EXCERPTED DATA —
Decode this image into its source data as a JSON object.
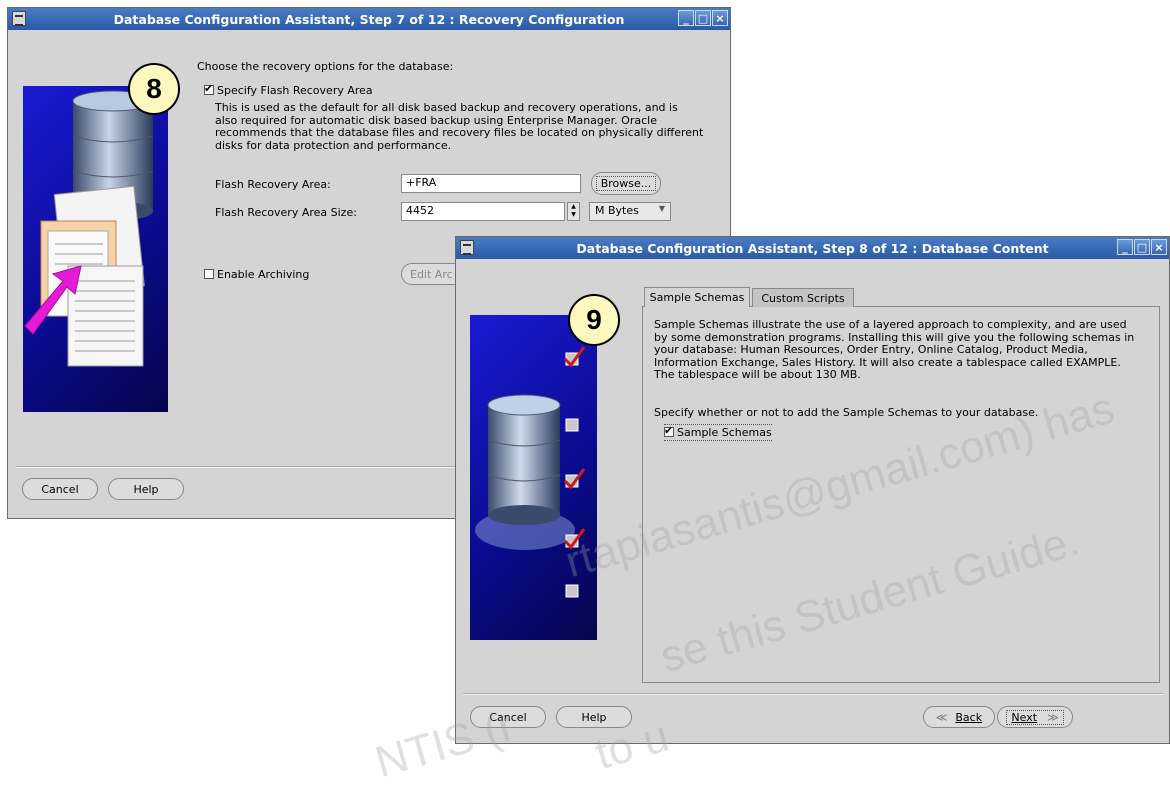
{
  "window_step7": {
    "title": "Database Configuration Assistant, Step 7 of 12 : Recovery Configuration",
    "badge": "8",
    "intro": "Choose the recovery options for the database:",
    "flash_checkbox_label": "Specify Flash Recovery Area",
    "description_lines": [
      "This is used as the default for all disk based backup and recovery operations, and is",
      "also required for automatic disk based backup using Enterprise Manager. Oracle",
      "recommends that the database files and recovery files be located on physically different",
      "disks for data protection and performance."
    ],
    "flash_area_label": "Flash Recovery Area:",
    "flash_area_value": "+FRA",
    "browse_label": "Browse...",
    "flash_size_label": "Flash Recovery Area Size:",
    "flash_size_value": "4452",
    "size_unit": "M Bytes",
    "archiving_label": "Enable Archiving",
    "edit_archive_label": "Edit Arc",
    "cancel_label": "Cancel",
    "help_label": "Help"
  },
  "window_step8": {
    "title": "Database Configuration Assistant, Step 8 of 12 : Database Content",
    "badge": "9",
    "tabs": [
      "Sample Schemas",
      "Custom Scripts"
    ],
    "description_lines": [
      "Sample Schemas illustrate the use of a layered approach to complexity, and are used",
      "by some demonstration programs. Installing this will give you the following schemas in",
      "your database: Human Resources, Order Entry, Online Catalog, Product Media,",
      "Information Exchange, Sales History. It will also create a tablespace called EXAMPLE.",
      "The tablespace will be about 130 MB."
    ],
    "specify_text": "Specify whether or not to add the Sample Schemas to your database.",
    "sample_checkbox_label": "Sample Schemas",
    "cancel_label": "Cancel",
    "help_label": "Help",
    "back_label": "Back",
    "next_label": "Next"
  },
  "watermark": {
    "line1": "rtapiasantis@gmail.com) has",
    "line2": "se this Student Guide.",
    "line3": "NTIS (r",
    "line4": "to u"
  }
}
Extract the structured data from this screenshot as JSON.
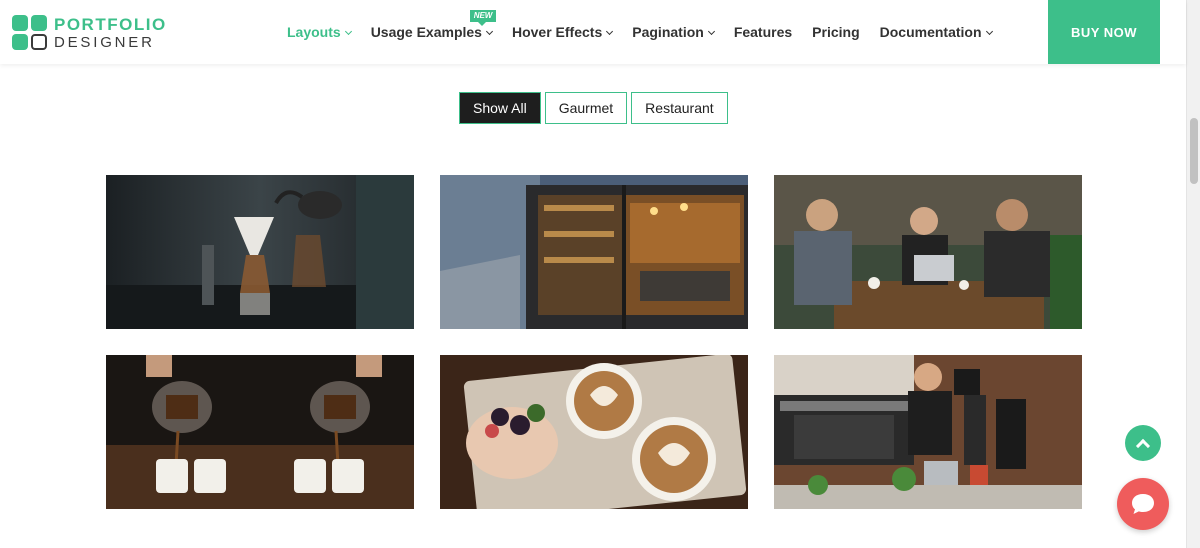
{
  "brand": {
    "line1": "PORTFOLIO",
    "line2": "DESIGNER",
    "color": "#3dbf8a"
  },
  "nav": {
    "items": [
      {
        "label": "Layouts",
        "dropdown": true,
        "active": true
      },
      {
        "label": "Usage Examples",
        "dropdown": true,
        "badge": "NEW"
      },
      {
        "label": "Hover Effects",
        "dropdown": true
      },
      {
        "label": "Pagination",
        "dropdown": true
      },
      {
        "label": "Features",
        "dropdown": false
      },
      {
        "label": "Pricing",
        "dropdown": false
      },
      {
        "label": "Documentation",
        "dropdown": true
      }
    ],
    "buy_label": "BUY NOW"
  },
  "filters": [
    {
      "label": "Show All",
      "active": true
    },
    {
      "label": "Gaurmet",
      "active": false
    },
    {
      "label": "Restaurant",
      "active": false
    }
  ],
  "gallery": [
    {
      "name": "coffee-brewing-image",
      "subject": "pour-over coffee brewing"
    },
    {
      "name": "cafe-storefront-image",
      "subject": "cafe storefront with bookshelves"
    },
    {
      "name": "friends-cafe-image",
      "subject": "friends at cafe table with laptop"
    },
    {
      "name": "pouring-coffee-image",
      "subject": "pouring coffee into cups"
    },
    {
      "name": "latte-art-image",
      "subject": "latte art cups with dessert"
    },
    {
      "name": "barista-image",
      "subject": "barista at espresso machine"
    }
  ],
  "floating": {
    "scroll_top_icon": "chevron-up-icon",
    "chat_icon": "chat-bubble-icon"
  },
  "colors": {
    "accent": "#3dbf8a",
    "chat": "#ef5c5c",
    "dark": "#1e1e1e"
  }
}
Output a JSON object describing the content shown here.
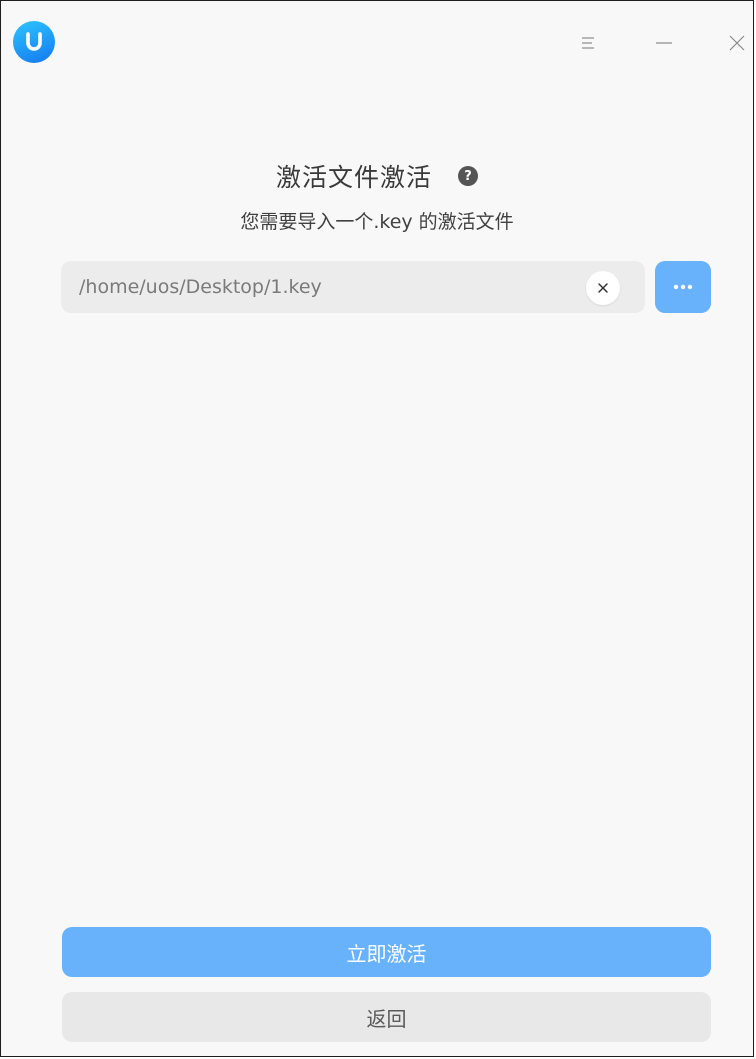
{
  "titlebar": {
    "logo_icon": "uos-logo-icon",
    "menu_icon": "hamburger-menu-icon",
    "minimize_icon": "minimize-icon",
    "close_icon": "close-icon"
  },
  "main": {
    "title": "激活文件激活",
    "help_symbol": "?",
    "subtitle": "您需要导入一个.key 的激活文件",
    "file_path": "/home/uos/Desktop/1.key",
    "clear_icon": "clear-icon",
    "browse_icon": "more-dots-icon"
  },
  "actions": {
    "activate_label": "立即激活",
    "back_label": "返回"
  },
  "colors": {
    "accent": "#67b2fb",
    "input_bg": "#ececec",
    "window_bg": "#f8f8f8"
  }
}
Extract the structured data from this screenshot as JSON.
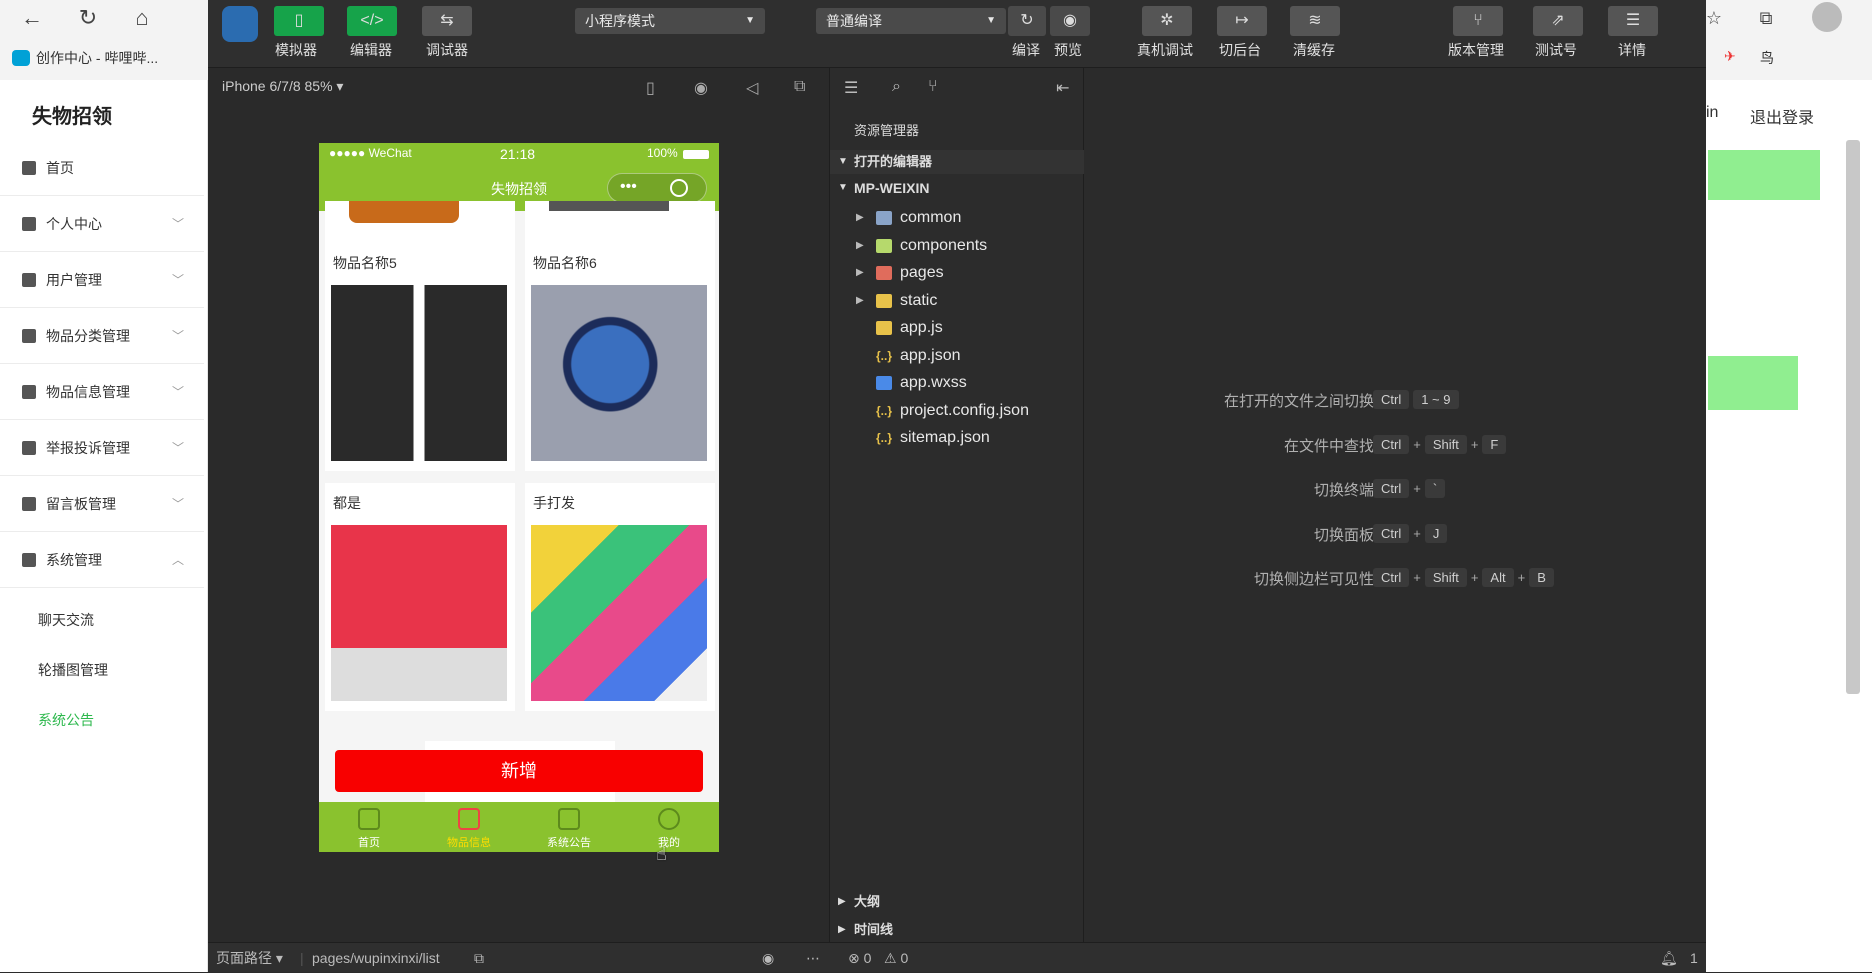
{
  "browser": {
    "bookmark": "创作中心 - 哔哩哔...",
    "right_texts": [
      "in",
      "退出登录"
    ]
  },
  "admin": {
    "brand": "失物招领",
    "menu": [
      {
        "label": "首页",
        "has_chevron": false
      },
      {
        "label": "个人中心",
        "has_chevron": true
      },
      {
        "label": "用户管理",
        "has_chevron": true
      },
      {
        "label": "物品分类管理",
        "has_chevron": true
      },
      {
        "label": "物品信息管理",
        "has_chevron": true
      },
      {
        "label": "举报投诉管理",
        "has_chevron": true
      },
      {
        "label": "留言板管理",
        "has_chevron": true
      },
      {
        "label": "系统管理",
        "has_chevron": true
      }
    ],
    "submenu": [
      "聊天交流",
      "轮播图管理",
      "系统公告"
    ],
    "active_sub": "系统公告"
  },
  "toolbar": {
    "left_buttons": [
      "模拟器",
      "编辑器",
      "调试器"
    ],
    "mode_select": "小程序模式",
    "compile_select": "普通编译",
    "actions": [
      "编译",
      "预览",
      "真机调试",
      "切后台",
      "清缓存"
    ],
    "right_buttons": [
      "版本管理",
      "测试号",
      "详情"
    ]
  },
  "simulator": {
    "device": "iPhone 6/7/8 85%",
    "status_carrier": "●●●●● WeChat",
    "status_time": "21:18",
    "status_battery": "100%",
    "page_title": "失物招领",
    "cards": [
      "物品名称5",
      "物品名称6",
      "都是",
      "手打发"
    ],
    "add_button": "新增",
    "tabs": [
      "首页",
      "物品信息",
      "系统公告",
      "我的"
    ]
  },
  "explorer": {
    "title": "资源管理器",
    "open_editors": "打开的编辑器",
    "project": "MP-WEIXIN",
    "folders": [
      "common",
      "components",
      "pages",
      "static"
    ],
    "files": [
      "app.js",
      "app.json",
      "app.wxss",
      "project.config.json",
      "sitemap.json"
    ],
    "outline": "大纲",
    "timeline": "时间线"
  },
  "editor": {
    "hints": [
      {
        "label": "在打开的文件之间切换",
        "keys": [
          "Ctrl",
          "1 ~ 9"
        ],
        "joined": false
      },
      {
        "label": "在文件中查找",
        "keys": [
          "Ctrl",
          "Shift",
          "F"
        ],
        "joined": true
      },
      {
        "label": "切换终端",
        "keys": [
          "Ctrl",
          "`"
        ],
        "joined": true
      },
      {
        "label": "切换面板",
        "keys": [
          "Ctrl",
          "J"
        ],
        "joined": true
      },
      {
        "label": "切换侧边栏可见性",
        "keys": [
          "Ctrl",
          "Shift",
          "Alt",
          "B"
        ],
        "joined": true
      }
    ]
  },
  "statusbar": {
    "page_path_label": "页面路径",
    "page_path": "pages/wupinxinxi/list",
    "errors": "0",
    "warnings": "0",
    "notifications": "1"
  },
  "colors": {
    "accent_green": "#8ac22e",
    "add_red": "#f80000",
    "active_sub": "#2db84d"
  }
}
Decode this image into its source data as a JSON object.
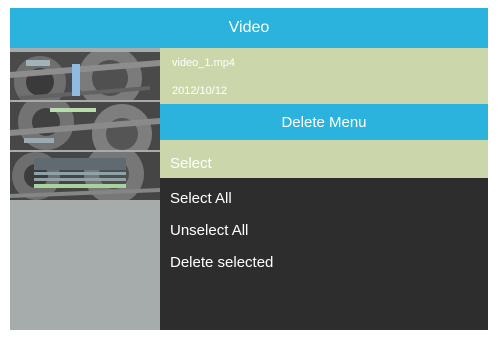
{
  "header": {
    "title": "Video"
  },
  "file": {
    "name": "video_1.mp4",
    "date": "2012/10/12"
  },
  "delete_menu": {
    "title": "Delete Menu",
    "items": [
      {
        "label": "Select",
        "selected": true
      },
      {
        "label": "Select All",
        "selected": false
      },
      {
        "label": "Unselect All",
        "selected": false
      },
      {
        "label": "Delete selected",
        "selected": false
      }
    ]
  },
  "colors": {
    "accent_blue": "#2cb3dd",
    "highlight_green": "#cbd7ab",
    "menu_background": "#2d2d2d",
    "thumbnail_panel": "#a6acab",
    "text": "#ffffff"
  }
}
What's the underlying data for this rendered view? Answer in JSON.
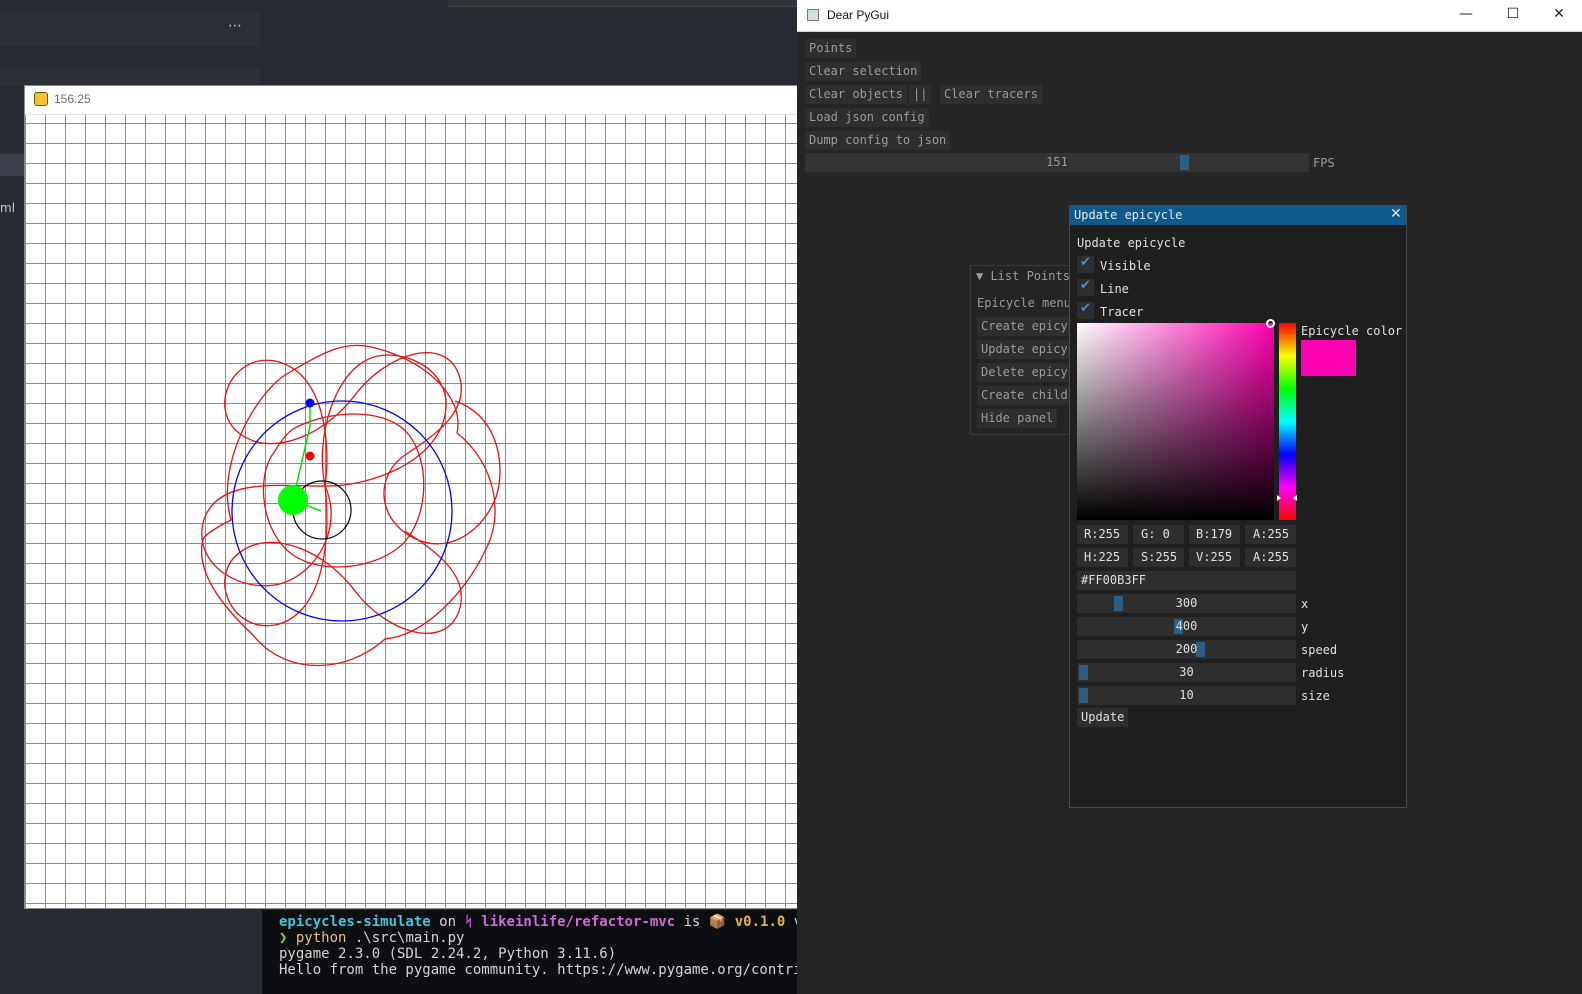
{
  "pygame_window": {
    "title": "156.25"
  },
  "terminal": {
    "line1": {
      "project": "epicycles-simulate",
      "on": " on ",
      "branch_icon": "ᛋ",
      "branch": " likeinlife/refactor-mvc",
      "is": " is ",
      "pkg_icon": "📦",
      "version": " v0.1.0",
      "via": " via"
    },
    "line2": {
      "prompt": "❯",
      "cmd": " python",
      "args": " .\\src\\main.py"
    },
    "line3": "pygame 2.3.0 (SDL 2.24.2, Python 3.11.6)",
    "line4": "Hello from the pygame community. https://www.pygame.org/contribute"
  },
  "dpg": {
    "title": "Dear PyGui",
    "window_controls": {
      "minimize": "—",
      "maximize": "☐",
      "close": "✕"
    },
    "points_label": "Points",
    "clear_selection": "Clear selection",
    "clear_objects": "Clear objects",
    "separator": "||",
    "clear_tracers": "Clear tracers",
    "load_json": "Load json config",
    "dump_json": "Dump config to json",
    "fps_value": "151",
    "fps_label": "FPS",
    "list_points": {
      "header": "List Points",
      "menu_label": "Epicycle menu",
      "buttons": [
        "Create epicycle",
        "Update epicycle",
        "Delete epicycle",
        "Create child",
        "Hide panel"
      ]
    },
    "update_window": {
      "title": "Update epicycle",
      "close": "✕",
      "heading": "Update epicycle",
      "checks": [
        {
          "label": "Visible",
          "checked": true
        },
        {
          "label": "Line",
          "checked": true
        },
        {
          "label": "Tracer",
          "checked": true
        }
      ],
      "color_label": "Epicycle color",
      "color_hex_value": "#FF00B3",
      "rgba": [
        "R:255",
        "G:  0",
        "B:179",
        "A:255"
      ],
      "hsva": [
        "H:225",
        "S:255",
        "V:255",
        "A:255"
      ],
      "hex": "#FF00B3FF",
      "sliders": [
        {
          "label": "x",
          "value": "300",
          "level": 0.17
        },
        {
          "label": "y",
          "value": "400",
          "level": 0.46
        },
        {
          "label": "speed",
          "value": "200",
          "level": 0.57
        },
        {
          "label": "radius",
          "value": "30",
          "level": 0.0
        },
        {
          "label": "size",
          "value": "10",
          "level": 0.0
        }
      ],
      "update_button": "Update"
    }
  },
  "colors": {
    "accent": "#2d5f86",
    "title_active": "#0e5a8c",
    "epicycle_blue": "#0000ff",
    "epicycle_red": "#e81010",
    "center_green": "#00ff00"
  }
}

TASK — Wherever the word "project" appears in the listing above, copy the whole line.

EXERCISE RESULT —
    "project": "MP-WEIXIN",
      "project.config.json",
      "project": "epicycles-simulate",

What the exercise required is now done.